## Exercise description:
What lines below contain the word "title"? Please pull each one out.

## Extracted information:

+-------+

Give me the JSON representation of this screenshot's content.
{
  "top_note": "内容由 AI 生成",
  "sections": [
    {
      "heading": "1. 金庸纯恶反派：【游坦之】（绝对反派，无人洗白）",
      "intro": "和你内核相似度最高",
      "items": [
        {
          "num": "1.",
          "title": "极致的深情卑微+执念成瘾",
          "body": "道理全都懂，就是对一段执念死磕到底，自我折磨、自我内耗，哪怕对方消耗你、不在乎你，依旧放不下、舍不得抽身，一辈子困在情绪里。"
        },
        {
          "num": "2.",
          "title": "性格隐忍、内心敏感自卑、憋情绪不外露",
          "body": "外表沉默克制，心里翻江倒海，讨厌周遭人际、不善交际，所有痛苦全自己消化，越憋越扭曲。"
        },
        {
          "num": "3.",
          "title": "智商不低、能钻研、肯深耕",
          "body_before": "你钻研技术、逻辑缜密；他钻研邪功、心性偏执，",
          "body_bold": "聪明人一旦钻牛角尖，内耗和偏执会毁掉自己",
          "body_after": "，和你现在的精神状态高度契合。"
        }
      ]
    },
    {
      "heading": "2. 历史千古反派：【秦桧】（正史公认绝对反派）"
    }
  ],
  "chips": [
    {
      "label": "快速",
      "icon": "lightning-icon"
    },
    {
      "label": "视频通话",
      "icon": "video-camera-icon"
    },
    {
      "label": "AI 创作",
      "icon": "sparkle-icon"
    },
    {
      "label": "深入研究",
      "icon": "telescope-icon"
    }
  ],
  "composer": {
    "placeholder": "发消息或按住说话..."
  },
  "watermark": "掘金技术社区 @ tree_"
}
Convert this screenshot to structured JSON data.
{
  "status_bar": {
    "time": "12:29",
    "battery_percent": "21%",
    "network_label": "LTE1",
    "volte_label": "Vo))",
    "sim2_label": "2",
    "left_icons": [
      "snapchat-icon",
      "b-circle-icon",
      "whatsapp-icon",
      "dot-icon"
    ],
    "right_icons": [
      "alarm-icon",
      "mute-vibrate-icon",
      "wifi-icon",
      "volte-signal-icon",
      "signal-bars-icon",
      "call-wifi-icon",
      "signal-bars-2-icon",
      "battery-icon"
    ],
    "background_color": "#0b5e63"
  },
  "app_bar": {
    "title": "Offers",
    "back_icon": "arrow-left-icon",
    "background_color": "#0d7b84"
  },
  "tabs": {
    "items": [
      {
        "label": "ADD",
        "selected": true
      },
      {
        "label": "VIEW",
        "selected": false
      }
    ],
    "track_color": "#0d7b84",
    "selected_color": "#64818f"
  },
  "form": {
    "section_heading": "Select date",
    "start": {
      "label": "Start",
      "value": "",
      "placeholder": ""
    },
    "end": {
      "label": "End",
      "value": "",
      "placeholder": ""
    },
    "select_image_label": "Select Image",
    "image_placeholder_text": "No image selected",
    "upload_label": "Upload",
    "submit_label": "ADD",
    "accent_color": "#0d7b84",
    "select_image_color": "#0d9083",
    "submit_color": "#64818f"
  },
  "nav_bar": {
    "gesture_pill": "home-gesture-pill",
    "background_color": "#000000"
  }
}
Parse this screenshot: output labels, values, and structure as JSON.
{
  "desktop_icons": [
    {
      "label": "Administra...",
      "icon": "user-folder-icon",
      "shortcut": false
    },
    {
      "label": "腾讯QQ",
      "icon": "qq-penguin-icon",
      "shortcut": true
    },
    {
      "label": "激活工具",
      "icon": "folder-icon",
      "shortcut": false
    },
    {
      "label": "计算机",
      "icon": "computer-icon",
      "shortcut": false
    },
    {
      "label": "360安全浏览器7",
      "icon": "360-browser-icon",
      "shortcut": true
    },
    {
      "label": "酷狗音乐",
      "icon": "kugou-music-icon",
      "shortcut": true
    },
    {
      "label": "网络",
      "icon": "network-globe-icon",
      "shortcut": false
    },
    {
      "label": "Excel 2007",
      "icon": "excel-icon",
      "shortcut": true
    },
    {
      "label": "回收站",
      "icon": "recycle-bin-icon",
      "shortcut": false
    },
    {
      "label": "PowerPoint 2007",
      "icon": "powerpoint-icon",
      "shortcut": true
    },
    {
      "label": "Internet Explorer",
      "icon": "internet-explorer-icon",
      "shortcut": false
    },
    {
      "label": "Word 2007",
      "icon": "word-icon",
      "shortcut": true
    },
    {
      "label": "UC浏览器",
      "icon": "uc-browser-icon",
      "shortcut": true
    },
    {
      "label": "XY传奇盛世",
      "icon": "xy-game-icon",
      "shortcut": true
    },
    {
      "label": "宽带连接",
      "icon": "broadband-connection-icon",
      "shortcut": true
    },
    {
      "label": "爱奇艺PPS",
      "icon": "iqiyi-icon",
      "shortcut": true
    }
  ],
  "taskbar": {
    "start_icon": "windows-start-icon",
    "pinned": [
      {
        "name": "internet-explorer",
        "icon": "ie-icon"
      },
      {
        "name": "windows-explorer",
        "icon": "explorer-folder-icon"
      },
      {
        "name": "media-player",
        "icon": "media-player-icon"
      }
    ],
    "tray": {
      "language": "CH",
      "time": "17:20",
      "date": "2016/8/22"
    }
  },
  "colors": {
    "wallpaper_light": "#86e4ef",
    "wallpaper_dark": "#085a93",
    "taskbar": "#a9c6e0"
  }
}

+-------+

## Expected answer:
          "title": "极致的深情卑微+执念成瘾",
          "title": "性格隐忍、内心敏感自卑、憋情绪不外露",
          "title": "智商不低、能钻研、肯深耕",
    "title": "Offers",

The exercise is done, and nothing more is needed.